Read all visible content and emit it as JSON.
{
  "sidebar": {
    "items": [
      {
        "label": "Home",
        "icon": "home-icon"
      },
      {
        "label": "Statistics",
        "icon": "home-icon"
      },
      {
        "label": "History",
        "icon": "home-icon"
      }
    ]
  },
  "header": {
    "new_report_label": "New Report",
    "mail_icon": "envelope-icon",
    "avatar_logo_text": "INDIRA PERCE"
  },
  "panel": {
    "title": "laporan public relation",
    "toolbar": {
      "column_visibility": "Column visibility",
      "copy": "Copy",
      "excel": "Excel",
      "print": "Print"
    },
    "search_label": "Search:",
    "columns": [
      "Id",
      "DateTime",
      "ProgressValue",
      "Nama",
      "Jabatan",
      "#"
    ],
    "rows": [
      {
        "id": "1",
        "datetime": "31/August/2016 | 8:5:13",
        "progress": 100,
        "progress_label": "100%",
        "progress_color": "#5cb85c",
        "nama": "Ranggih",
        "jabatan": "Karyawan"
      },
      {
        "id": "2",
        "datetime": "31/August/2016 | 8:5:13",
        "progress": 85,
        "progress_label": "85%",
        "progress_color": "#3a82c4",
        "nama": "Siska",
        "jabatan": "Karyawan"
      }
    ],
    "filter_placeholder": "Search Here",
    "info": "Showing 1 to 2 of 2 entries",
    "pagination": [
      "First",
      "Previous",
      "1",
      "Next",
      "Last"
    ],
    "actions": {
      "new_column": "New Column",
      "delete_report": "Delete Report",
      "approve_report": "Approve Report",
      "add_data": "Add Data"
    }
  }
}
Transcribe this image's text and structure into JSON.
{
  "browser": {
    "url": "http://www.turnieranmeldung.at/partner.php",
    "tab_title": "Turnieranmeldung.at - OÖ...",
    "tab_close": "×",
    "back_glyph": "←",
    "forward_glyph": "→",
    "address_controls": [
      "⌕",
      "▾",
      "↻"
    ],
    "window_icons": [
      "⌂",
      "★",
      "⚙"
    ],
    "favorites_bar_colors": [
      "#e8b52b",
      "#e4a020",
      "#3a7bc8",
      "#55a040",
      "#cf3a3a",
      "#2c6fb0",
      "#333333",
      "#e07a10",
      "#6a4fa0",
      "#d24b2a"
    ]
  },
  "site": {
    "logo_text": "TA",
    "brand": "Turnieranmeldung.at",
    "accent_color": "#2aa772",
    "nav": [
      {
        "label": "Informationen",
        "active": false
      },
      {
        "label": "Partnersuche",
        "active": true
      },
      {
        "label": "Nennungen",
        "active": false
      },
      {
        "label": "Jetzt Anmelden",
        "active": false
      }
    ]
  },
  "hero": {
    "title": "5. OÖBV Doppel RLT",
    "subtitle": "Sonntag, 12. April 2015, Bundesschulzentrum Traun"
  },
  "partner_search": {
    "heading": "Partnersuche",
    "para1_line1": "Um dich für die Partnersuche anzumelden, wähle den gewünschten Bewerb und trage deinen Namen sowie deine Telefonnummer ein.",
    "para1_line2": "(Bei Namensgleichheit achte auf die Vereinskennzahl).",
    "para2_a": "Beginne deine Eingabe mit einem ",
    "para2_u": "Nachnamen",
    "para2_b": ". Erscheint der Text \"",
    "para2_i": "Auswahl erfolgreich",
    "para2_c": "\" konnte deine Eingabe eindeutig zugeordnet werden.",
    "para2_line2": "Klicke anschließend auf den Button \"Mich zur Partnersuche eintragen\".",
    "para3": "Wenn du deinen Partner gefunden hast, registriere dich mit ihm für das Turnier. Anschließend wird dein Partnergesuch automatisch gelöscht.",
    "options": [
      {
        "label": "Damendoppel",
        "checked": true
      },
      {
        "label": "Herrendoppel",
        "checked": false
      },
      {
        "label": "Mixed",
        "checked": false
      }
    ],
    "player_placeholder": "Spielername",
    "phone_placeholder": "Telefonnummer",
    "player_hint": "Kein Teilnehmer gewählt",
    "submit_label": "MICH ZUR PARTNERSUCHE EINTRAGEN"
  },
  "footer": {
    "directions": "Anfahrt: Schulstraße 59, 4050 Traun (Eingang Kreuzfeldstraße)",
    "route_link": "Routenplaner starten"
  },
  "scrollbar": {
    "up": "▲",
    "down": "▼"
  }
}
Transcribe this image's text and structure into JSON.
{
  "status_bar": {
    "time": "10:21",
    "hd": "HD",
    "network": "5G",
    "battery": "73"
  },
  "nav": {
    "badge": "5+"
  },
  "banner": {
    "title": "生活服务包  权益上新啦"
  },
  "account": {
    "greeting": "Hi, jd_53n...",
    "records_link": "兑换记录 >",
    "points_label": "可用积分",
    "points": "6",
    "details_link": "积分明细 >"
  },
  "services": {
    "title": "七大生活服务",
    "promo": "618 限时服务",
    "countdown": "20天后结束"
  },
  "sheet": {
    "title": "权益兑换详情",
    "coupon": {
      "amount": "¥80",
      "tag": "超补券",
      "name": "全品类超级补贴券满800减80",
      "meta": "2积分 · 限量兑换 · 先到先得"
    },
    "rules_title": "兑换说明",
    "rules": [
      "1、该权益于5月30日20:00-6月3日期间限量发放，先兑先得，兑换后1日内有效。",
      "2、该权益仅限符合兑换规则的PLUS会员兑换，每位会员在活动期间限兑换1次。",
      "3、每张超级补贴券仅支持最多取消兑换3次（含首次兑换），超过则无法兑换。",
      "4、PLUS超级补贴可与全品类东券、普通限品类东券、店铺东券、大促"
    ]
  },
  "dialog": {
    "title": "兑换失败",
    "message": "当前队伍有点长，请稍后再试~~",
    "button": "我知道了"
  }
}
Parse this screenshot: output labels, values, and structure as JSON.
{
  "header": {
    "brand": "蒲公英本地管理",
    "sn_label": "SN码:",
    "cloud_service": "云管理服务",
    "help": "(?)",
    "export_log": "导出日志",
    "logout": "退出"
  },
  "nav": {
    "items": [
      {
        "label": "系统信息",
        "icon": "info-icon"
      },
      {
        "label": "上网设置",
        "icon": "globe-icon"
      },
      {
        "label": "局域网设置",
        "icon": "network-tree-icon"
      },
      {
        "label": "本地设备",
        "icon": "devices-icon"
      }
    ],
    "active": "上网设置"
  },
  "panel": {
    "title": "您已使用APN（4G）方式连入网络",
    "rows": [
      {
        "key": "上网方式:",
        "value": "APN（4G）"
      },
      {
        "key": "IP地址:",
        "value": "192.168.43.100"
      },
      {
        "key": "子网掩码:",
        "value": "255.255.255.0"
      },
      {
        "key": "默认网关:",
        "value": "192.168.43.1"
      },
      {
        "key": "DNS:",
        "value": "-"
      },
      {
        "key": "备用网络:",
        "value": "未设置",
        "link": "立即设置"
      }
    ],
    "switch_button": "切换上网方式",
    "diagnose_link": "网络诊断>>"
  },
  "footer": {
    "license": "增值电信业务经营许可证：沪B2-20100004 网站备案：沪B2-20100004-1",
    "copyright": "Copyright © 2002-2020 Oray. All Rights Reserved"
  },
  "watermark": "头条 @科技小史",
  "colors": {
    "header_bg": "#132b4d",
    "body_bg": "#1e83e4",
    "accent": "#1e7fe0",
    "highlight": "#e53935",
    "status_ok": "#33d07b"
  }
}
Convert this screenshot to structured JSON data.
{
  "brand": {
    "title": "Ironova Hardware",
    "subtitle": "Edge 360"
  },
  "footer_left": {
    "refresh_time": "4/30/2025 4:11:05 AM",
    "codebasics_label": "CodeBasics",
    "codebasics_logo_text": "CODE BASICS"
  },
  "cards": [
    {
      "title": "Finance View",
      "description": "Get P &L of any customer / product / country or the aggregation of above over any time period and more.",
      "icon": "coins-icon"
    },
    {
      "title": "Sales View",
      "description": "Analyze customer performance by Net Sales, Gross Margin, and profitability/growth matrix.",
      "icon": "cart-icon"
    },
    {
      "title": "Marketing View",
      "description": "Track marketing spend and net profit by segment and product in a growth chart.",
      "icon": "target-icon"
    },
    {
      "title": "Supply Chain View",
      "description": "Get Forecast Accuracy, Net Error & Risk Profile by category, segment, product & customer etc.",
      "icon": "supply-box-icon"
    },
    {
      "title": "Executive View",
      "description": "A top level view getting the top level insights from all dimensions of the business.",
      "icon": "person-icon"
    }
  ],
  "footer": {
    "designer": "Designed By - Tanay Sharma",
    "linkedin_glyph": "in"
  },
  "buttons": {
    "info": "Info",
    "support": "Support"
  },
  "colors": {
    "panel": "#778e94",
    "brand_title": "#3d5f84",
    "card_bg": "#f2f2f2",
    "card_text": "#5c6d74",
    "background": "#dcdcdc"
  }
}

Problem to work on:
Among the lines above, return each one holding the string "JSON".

Reply:
Read all visible content and emit it as JSON.
Transcribe this image's text and structure into JSON.
Transcribe this image's text and structure into JSON.
Parse this screenshot: output labels, values, and structure as JSON.
Convert this screenshot to structured JSON data.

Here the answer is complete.